▸ What needs to be done
Repeat the data below in full and exactly.

(Beginning of Provided data)

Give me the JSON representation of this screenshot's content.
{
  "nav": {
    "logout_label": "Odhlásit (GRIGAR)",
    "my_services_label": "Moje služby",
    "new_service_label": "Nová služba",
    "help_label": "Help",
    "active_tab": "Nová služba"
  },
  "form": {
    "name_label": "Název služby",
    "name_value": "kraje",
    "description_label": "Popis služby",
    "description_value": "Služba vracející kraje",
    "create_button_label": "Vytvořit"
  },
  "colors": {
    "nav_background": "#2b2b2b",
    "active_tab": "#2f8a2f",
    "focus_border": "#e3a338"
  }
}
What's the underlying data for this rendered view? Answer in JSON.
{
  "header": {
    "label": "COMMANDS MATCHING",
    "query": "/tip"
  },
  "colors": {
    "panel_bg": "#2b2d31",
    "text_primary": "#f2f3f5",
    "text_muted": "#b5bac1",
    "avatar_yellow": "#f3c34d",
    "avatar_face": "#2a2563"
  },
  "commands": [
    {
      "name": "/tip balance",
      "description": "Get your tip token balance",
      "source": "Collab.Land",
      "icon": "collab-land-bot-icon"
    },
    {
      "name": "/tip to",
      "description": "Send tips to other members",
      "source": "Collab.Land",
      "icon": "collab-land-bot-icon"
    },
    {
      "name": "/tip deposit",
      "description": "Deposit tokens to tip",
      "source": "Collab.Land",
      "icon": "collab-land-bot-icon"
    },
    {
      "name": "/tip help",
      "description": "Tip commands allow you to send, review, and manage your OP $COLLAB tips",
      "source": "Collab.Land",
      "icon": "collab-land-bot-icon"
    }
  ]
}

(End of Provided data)

▸ Answer section
Give me the JSON representation of this screenshot's content.
{
  "nav": {
    "logout_label": "Odhlásit (GRIGAR)",
    "my_services_label": "Moje služby",
    "new_service_label": "Nová služba",
    "help_label": "Help",
    "active_tab": "Nová služba"
  },
  "form": {
    "name_label": "Název služby",
    "name_value": "kraje",
    "description_label": "Popis služby",
    "description_value": "Služba vracející kraje",
    "create_button_label": "Vytvořit"
  },
  "colors": {
    "nav_background": "#2b2b2b",
    "active_tab": "#2f8a2f",
    "focus_border": "#e3a338"
  }
}
What's the underlying data for this rendered view? Answer in JSON.
{
  "header": {
    "label": "COMMANDS MATCHING",
    "query": "/tip"
  },
  "colors": {
    "panel_bg": "#2b2d31",
    "text_primary": "#f2f3f5",
    "text_muted": "#b5bac1",
    "avatar_yellow": "#f3c34d",
    "avatar_face": "#2a2563"
  },
  "commands": [
    {
      "name": "/tip balance",
      "description": "Get your tip token balance",
      "source": "Collab.Land",
      "icon": "collab-land-bot-icon"
    },
    {
      "name": "/tip to",
      "description": "Send tips to other members",
      "source": "Collab.Land",
      "icon": "collab-land-bot-icon"
    },
    {
      "name": "/tip deposit",
      "description": "Deposit tokens to tip",
      "source": "Collab.Land",
      "icon": "collab-land-bot-icon"
    },
    {
      "name": "/tip help",
      "description": "Tip commands allow you to send, review, and manage your OP $COLLAB tips",
      "source": "Collab.Land",
      "icon": "collab-land-bot-icon"
    }
  ]
}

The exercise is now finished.